[Exercise aim] The required output is a number: how many lines of the data below include the string "Xayah".

(Data extracts begins)

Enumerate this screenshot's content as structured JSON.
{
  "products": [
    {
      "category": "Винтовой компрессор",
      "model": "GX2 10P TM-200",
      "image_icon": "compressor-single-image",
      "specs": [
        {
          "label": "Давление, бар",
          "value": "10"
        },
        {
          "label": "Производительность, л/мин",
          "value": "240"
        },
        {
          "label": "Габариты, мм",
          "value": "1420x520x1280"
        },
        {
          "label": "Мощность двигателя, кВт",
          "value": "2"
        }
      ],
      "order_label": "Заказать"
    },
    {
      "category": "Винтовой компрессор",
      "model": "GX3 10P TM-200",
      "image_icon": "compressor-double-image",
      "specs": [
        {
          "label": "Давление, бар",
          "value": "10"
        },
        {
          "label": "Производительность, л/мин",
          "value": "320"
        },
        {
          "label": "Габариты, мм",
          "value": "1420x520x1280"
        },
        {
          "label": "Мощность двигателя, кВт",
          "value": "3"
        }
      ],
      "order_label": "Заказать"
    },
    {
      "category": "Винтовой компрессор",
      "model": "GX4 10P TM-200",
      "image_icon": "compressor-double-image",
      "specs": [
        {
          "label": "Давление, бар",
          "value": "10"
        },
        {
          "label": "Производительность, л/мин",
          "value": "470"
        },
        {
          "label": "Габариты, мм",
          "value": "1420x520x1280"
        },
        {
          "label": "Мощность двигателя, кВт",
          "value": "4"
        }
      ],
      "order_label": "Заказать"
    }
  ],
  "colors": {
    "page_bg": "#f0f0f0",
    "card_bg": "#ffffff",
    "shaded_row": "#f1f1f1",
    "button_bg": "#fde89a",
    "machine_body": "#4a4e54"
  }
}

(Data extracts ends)
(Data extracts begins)

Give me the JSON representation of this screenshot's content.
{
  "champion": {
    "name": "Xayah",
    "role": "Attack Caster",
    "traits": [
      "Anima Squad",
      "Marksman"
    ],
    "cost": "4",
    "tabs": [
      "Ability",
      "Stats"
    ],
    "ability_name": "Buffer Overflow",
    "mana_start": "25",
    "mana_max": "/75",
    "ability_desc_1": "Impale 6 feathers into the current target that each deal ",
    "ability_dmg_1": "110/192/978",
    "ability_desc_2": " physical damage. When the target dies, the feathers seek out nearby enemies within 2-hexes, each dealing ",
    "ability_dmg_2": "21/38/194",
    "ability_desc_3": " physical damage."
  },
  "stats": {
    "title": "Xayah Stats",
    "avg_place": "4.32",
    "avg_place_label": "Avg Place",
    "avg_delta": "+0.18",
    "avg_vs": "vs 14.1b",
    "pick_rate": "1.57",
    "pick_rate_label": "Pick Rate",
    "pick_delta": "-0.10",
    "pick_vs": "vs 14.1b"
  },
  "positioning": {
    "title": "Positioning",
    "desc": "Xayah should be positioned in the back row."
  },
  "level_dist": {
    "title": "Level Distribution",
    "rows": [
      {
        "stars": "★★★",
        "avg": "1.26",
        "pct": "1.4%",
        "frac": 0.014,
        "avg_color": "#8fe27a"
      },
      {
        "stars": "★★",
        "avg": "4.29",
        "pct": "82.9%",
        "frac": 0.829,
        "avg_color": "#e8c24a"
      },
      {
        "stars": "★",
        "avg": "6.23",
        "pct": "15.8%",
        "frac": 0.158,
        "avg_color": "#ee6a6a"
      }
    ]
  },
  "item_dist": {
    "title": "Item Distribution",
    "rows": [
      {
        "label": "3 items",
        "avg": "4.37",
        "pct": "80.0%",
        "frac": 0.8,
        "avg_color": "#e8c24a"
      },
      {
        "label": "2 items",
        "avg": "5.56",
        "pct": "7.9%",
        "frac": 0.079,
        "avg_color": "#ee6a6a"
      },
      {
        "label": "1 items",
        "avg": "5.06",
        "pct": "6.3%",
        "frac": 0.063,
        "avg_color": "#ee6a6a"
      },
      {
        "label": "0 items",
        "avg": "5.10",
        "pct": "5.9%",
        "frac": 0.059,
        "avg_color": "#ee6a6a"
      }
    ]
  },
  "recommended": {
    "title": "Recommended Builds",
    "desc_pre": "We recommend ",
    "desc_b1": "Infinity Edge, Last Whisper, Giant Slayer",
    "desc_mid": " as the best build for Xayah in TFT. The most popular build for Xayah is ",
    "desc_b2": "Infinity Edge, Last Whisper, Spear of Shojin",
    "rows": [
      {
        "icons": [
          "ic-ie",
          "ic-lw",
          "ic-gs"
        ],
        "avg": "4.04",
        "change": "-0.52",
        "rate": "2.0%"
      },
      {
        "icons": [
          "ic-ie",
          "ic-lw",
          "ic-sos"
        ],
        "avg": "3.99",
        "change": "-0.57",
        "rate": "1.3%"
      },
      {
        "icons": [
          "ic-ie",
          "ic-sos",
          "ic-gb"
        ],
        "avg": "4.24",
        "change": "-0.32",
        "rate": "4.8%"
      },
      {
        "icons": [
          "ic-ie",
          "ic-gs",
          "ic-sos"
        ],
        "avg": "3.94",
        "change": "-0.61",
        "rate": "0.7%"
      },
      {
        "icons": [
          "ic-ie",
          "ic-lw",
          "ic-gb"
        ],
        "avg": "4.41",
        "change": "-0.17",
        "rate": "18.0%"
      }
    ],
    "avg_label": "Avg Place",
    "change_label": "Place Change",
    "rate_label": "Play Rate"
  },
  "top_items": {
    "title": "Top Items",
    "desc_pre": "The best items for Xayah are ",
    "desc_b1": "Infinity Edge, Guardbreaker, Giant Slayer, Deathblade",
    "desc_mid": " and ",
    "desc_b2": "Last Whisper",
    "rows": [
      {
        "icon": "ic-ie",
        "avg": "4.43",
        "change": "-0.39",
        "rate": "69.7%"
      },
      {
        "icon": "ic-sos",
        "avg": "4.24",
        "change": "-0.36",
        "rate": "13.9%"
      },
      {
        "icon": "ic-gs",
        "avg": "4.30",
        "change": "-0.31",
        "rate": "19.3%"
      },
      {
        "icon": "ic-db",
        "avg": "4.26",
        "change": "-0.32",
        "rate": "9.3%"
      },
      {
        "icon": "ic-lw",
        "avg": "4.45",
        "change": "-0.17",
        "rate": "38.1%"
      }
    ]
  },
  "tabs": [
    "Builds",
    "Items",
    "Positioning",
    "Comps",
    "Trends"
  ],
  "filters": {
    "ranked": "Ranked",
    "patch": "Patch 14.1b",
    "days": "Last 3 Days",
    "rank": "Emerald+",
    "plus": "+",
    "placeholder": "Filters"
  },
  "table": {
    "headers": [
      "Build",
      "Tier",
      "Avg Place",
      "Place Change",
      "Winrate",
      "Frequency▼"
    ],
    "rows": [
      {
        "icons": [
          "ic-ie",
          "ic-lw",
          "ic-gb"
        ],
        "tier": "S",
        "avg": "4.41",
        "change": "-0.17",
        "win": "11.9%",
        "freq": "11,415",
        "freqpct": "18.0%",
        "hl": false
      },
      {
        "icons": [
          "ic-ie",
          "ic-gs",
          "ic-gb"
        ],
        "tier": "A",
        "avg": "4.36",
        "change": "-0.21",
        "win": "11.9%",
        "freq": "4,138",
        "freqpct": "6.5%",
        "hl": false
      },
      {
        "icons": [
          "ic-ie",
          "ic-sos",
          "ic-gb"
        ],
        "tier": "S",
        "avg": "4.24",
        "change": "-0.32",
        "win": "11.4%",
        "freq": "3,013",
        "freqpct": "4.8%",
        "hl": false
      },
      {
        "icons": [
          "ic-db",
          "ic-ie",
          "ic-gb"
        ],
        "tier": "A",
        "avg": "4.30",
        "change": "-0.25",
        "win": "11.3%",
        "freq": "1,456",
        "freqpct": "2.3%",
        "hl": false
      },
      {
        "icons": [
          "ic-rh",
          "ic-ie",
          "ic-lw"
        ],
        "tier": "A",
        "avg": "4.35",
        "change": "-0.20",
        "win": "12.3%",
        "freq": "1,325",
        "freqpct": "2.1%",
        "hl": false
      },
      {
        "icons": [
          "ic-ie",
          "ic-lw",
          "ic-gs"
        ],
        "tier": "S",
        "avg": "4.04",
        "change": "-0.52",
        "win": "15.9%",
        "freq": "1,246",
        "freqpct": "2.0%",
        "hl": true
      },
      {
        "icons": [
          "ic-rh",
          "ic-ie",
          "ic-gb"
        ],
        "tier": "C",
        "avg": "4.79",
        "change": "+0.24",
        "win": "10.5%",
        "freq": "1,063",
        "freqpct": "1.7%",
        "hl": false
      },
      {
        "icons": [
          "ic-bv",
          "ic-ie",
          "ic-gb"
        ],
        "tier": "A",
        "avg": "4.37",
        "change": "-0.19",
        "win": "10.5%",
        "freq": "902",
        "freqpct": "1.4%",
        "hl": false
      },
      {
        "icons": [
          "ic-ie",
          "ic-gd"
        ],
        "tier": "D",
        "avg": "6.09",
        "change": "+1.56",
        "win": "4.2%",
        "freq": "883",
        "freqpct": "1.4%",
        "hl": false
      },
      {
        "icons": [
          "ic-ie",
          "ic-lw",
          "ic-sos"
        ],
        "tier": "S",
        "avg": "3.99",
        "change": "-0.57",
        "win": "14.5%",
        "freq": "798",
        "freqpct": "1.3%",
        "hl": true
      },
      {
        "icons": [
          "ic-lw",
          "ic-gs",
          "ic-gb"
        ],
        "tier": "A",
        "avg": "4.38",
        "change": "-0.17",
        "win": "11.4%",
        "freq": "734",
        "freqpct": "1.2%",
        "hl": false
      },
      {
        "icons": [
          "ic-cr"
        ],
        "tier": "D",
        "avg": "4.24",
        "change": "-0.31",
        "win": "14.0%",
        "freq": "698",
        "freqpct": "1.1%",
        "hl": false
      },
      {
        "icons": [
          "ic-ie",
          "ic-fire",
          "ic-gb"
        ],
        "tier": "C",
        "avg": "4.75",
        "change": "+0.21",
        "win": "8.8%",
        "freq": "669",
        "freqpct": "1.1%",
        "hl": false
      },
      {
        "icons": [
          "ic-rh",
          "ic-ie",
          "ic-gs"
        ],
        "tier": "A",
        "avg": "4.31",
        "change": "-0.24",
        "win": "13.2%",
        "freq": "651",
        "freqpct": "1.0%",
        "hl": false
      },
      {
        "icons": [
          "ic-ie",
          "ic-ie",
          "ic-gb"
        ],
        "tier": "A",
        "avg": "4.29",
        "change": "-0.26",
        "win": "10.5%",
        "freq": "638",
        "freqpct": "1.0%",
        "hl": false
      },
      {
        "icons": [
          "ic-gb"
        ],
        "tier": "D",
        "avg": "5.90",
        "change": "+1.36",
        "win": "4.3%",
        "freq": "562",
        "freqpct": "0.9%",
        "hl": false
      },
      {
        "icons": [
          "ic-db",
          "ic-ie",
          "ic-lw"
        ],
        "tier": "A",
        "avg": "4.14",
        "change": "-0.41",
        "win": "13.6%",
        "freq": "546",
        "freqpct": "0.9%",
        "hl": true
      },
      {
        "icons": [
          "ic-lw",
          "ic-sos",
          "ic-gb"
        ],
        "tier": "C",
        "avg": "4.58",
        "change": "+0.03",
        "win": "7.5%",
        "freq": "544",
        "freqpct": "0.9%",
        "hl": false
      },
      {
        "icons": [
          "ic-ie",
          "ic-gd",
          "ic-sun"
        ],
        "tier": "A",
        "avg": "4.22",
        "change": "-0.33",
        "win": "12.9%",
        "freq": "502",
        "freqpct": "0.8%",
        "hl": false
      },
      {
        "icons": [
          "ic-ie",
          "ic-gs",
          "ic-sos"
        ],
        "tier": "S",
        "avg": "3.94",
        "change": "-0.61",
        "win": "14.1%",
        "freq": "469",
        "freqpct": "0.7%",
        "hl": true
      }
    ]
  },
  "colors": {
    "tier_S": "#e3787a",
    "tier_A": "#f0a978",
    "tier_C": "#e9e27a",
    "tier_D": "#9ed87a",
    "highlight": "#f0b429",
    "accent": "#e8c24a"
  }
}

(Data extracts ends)

[Answer section] 5